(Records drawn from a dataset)
————

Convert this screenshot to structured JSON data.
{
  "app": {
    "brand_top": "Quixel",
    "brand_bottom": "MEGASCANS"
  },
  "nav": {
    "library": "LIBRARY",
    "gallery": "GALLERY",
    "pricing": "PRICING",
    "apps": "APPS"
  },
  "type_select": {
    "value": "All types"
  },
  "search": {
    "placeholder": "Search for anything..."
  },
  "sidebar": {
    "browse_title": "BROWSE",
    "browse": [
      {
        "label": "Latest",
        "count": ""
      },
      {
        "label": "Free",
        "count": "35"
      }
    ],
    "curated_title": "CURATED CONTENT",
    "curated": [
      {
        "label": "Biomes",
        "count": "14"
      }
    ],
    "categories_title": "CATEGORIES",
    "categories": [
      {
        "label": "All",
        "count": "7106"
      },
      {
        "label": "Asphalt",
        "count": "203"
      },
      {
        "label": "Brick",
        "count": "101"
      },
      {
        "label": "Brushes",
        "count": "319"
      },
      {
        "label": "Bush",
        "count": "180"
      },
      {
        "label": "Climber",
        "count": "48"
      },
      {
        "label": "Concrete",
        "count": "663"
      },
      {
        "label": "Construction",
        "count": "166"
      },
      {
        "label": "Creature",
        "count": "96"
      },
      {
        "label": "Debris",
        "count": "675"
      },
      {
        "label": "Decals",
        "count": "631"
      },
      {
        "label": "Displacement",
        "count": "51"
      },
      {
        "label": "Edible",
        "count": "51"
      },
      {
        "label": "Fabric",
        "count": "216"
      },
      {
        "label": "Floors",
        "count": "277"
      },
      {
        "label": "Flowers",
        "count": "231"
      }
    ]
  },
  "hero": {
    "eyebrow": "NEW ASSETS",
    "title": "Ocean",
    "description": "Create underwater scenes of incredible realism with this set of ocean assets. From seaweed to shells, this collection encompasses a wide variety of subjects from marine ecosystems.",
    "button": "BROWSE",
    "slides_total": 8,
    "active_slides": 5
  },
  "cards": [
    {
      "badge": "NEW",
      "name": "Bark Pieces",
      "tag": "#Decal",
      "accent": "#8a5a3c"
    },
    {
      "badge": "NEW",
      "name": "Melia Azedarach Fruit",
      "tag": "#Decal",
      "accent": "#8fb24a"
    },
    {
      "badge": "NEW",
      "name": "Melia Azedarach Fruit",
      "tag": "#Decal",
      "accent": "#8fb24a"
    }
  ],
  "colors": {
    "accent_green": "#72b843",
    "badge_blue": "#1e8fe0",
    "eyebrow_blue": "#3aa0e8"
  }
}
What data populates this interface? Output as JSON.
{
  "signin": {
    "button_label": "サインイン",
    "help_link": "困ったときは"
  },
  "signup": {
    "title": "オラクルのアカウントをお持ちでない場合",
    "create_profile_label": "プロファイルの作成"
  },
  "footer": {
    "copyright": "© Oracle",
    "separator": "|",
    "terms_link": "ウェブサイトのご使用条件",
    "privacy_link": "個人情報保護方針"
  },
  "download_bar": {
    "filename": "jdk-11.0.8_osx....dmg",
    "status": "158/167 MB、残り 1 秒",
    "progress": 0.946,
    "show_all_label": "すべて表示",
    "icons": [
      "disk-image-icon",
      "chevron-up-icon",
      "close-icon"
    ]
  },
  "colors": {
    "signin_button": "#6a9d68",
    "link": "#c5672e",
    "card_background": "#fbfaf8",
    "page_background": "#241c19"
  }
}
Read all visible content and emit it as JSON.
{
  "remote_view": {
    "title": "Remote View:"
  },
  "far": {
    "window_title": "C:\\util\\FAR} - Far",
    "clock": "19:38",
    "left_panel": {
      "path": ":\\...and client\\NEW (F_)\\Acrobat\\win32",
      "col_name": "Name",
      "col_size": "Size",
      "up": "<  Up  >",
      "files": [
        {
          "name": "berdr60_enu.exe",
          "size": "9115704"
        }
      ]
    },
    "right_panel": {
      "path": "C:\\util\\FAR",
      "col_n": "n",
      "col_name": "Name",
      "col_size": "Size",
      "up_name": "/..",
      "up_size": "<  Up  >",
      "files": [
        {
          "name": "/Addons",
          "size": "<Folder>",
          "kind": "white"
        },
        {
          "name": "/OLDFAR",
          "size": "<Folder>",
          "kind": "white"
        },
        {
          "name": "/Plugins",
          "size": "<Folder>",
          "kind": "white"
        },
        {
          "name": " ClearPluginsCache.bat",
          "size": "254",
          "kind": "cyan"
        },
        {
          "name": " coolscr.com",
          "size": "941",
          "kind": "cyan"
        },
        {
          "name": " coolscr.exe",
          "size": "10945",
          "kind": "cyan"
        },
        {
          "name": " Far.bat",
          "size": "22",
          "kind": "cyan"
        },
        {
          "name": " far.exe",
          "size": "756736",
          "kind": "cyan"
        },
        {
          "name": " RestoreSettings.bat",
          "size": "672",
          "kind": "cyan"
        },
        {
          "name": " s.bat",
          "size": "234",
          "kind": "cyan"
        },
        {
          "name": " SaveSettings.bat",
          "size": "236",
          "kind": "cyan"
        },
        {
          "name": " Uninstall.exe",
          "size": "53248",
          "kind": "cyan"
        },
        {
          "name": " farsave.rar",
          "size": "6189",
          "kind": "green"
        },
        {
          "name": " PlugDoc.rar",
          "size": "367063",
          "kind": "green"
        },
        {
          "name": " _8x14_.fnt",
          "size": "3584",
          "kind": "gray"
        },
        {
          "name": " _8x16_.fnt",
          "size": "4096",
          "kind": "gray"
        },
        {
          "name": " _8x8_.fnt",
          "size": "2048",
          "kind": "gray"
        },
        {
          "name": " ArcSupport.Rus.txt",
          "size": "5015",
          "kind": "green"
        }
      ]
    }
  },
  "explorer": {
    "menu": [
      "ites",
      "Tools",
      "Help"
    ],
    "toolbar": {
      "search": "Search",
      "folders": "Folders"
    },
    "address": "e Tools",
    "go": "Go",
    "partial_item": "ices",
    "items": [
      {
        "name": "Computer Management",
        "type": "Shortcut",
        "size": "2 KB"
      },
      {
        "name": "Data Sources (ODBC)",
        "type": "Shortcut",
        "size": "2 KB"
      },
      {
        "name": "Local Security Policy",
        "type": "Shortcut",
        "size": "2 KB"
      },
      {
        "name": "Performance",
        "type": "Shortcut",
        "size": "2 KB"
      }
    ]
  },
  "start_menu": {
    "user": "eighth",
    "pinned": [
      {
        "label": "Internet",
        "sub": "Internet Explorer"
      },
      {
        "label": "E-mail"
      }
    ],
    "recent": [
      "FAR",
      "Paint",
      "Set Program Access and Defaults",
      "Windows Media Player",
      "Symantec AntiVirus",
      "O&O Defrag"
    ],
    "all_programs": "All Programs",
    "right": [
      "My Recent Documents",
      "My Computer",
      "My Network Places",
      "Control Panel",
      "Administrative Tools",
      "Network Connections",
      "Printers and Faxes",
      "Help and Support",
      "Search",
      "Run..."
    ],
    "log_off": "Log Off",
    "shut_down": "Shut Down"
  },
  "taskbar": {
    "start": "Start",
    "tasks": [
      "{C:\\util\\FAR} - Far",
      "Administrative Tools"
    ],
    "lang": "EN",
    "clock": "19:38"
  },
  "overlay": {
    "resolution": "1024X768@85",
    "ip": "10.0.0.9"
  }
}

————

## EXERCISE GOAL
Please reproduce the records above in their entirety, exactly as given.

## YOUR RESPONSE
Convert this screenshot to structured JSON data.
{
  "app": {
    "brand_top": "Quixel",
    "brand_bottom": "MEGASCANS"
  },
  "nav": {
    "library": "LIBRARY",
    "gallery": "GALLERY",
    "pricing": "PRICING",
    "apps": "APPS"
  },
  "type_select": {
    "value": "All types"
  },
  "search": {
    "placeholder": "Search for anything..."
  },
  "sidebar": {
    "browse_title": "BROWSE",
    "browse": [
      {
        "label": "Latest",
        "count": ""
      },
      {
        "label": "Free",
        "count": "35"
      }
    ],
    "curated_title": "CURATED CONTENT",
    "curated": [
      {
        "label": "Biomes",
        "count": "14"
      }
    ],
    "categories_title": "CATEGORIES",
    "categories": [
      {
        "label": "All",
        "count": "7106"
      },
      {
        "label": "Asphalt",
        "count": "203"
      },
      {
        "label": "Brick",
        "count": "101"
      },
      {
        "label": "Brushes",
        "count": "319"
      },
      {
        "label": "Bush",
        "count": "180"
      },
      {
        "label": "Climber",
        "count": "48"
      },
      {
        "label": "Concrete",
        "count": "663"
      },
      {
        "label": "Construction",
        "count": "166"
      },
      {
        "label": "Creature",
        "count": "96"
      },
      {
        "label": "Debris",
        "count": "675"
      },
      {
        "label": "Decals",
        "count": "631"
      },
      {
        "label": "Displacement",
        "count": "51"
      },
      {
        "label": "Edible",
        "count": "51"
      },
      {
        "label": "Fabric",
        "count": "216"
      },
      {
        "label": "Floors",
        "count": "277"
      },
      {
        "label": "Flowers",
        "count": "231"
      }
    ]
  },
  "hero": {
    "eyebrow": "NEW ASSETS",
    "title": "Ocean",
    "description": "Create underwater scenes of incredible realism with this set of ocean assets. From seaweed to shells, this collection encompasses a wide variety of subjects from marine ecosystems.",
    "button": "BROWSE",
    "slides_total": 8,
    "active_slides": 5
  },
  "cards": [
    {
      "badge": "NEW",
      "name": "Bark Pieces",
      "tag": "#Decal",
      "accent": "#8a5a3c"
    },
    {
      "badge": "NEW",
      "name": "Melia Azedarach Fruit",
      "tag": "#Decal",
      "accent": "#8fb24a"
    },
    {
      "badge": "NEW",
      "name": "Melia Azedarach Fruit",
      "tag": "#Decal",
      "accent": "#8fb24a"
    }
  ],
  "colors": {
    "accent_green": "#72b843",
    "badge_blue": "#1e8fe0",
    "eyebrow_blue": "#3aa0e8"
  }
}
What data populates this interface? Output as JSON.
{
  "signin": {
    "button_label": "サインイン",
    "help_link": "困ったときは"
  },
  "signup": {
    "title": "オラクルのアカウントをお持ちでない場合",
    "create_profile_label": "プロファイルの作成"
  },
  "footer": {
    "copyright": "© Oracle",
    "separator": "|",
    "terms_link": "ウェブサイトのご使用条件",
    "privacy_link": "個人情報保護方針"
  },
  "download_bar": {
    "filename": "jdk-11.0.8_osx....dmg",
    "status": "158/167 MB、残り 1 秒",
    "progress": 0.946,
    "show_all_label": "すべて表示",
    "icons": [
      "disk-image-icon",
      "chevron-up-icon",
      "close-icon"
    ]
  },
  "colors": {
    "signin_button": "#6a9d68",
    "link": "#c5672e",
    "card_background": "#fbfaf8",
    "page_background": "#241c19"
  }
}
Read all visible content and emit it as JSON.
{
  "remote_view": {
    "title": "Remote View:"
  },
  "far": {
    "window_title": "C:\\util\\FAR} - Far",
    "clock": "19:38",
    "left_panel": {
      "path": ":\\...and client\\NEW (F_)\\Acrobat\\win32",
      "col_name": "Name",
      "col_size": "Size",
      "up": "<  Up  >",
      "files": [
        {
          "name": "berdr60_enu.exe",
          "size": "9115704"
        }
      ]
    },
    "right_panel": {
      "path": "C:\\util\\FAR",
      "col_n": "n",
      "col_name": "Name",
      "col_size": "Size",
      "up_name": "/..",
      "up_size": "<  Up  >",
      "files": [
        {
          "name": "/Addons",
          "size": "<Folder>",
          "kind": "white"
        },
        {
          "name": "/OLDFAR",
          "size": "<Folder>",
          "kind": "white"
        },
        {
          "name": "/Plugins",
          "size": "<Folder>",
          "kind": "white"
        },
        {
          "name": " ClearPluginsCache.bat",
          "size": "254",
          "kind": "cyan"
        },
        {
          "name": " coolscr.com",
          "size": "941",
          "kind": "cyan"
        },
        {
          "name": " coolscr.exe",
          "size": "10945",
          "kind": "cyan"
        },
        {
          "name": " Far.bat",
          "size": "22",
          "kind": "cyan"
        },
        {
          "name": " far.exe",
          "size": "756736",
          "kind": "cyan"
        },
        {
          "name": " RestoreSettings.bat",
          "size": "672",
          "kind": "cyan"
        },
        {
          "name": " s.bat",
          "size": "234",
          "kind": "cyan"
        },
        {
          "name": " SaveSettings.bat",
          "size": "236",
          "kind": "cyan"
        },
        {
          "name": " Uninstall.exe",
          "size": "53248",
          "kind": "cyan"
        },
        {
          "name": " farsave.rar",
          "size": "6189",
          "kind": "green"
        },
        {
          "name": " PlugDoc.rar",
          "size": "367063",
          "kind": "green"
        },
        {
          "name": " _8x14_.fnt",
          "size": "3584",
          "kind": "gray"
        },
        {
          "name": " _8x16_.fnt",
          "size": "4096",
          "kind": "gray"
        },
        {
          "name": " _8x8_.fnt",
          "size": "2048",
          "kind": "gray"
        },
        {
          "name": " ArcSupport.Rus.txt",
          "size": "5015",
          "kind": "green"
        }
      ]
    }
  },
  "explorer": {
    "menu": [
      "ites",
      "Tools",
      "Help"
    ],
    "toolbar": {
      "search": "Search",
      "folders": "Folders"
    },
    "address": "e Tools",
    "go": "Go",
    "partial_item": "ices",
    "items": [
      {
        "name": "Computer Management",
        "type": "Shortcut",
        "size": "2 KB"
      },
      {
        "name": "Data Sources (ODBC)",
        "type": "Shortcut",
        "size": "2 KB"
      },
      {
        "name": "Local Security Policy",
        "type": "Shortcut",
        "size": "2 KB"
      },
      {
        "name": "Performance",
        "type": "Shortcut",
        "size": "2 KB"
      }
    ]
  },
  "start_menu": {
    "user": "eighth",
    "pinned": [
      {
        "label": "Internet",
        "sub": "Internet Explorer"
      },
      {
        "label": "E-mail"
      }
    ],
    "recent": [
      "FAR",
      "Paint",
      "Set Program Access and Defaults",
      "Windows Media Player",
      "Symantec AntiVirus",
      "O&O Defrag"
    ],
    "all_programs": "All Programs",
    "right": [
      "My Recent Documents",
      "My Computer",
      "My Network Places",
      "Control Panel",
      "Administrative Tools",
      "Network Connections",
      "Printers and Faxes",
      "Help and Support",
      "Search",
      "Run..."
    ],
    "log_off": "Log Off",
    "shut_down": "Shut Down"
  },
  "taskbar": {
    "start": "Start",
    "tasks": [
      "{C:\\util\\FAR} - Far",
      "Administrative Tools"
    ],
    "lang": "EN",
    "clock": "19:38"
  },
  "overlay": {
    "resolution": "1024X768@85",
    "ip": "10.0.0.9"
  }
}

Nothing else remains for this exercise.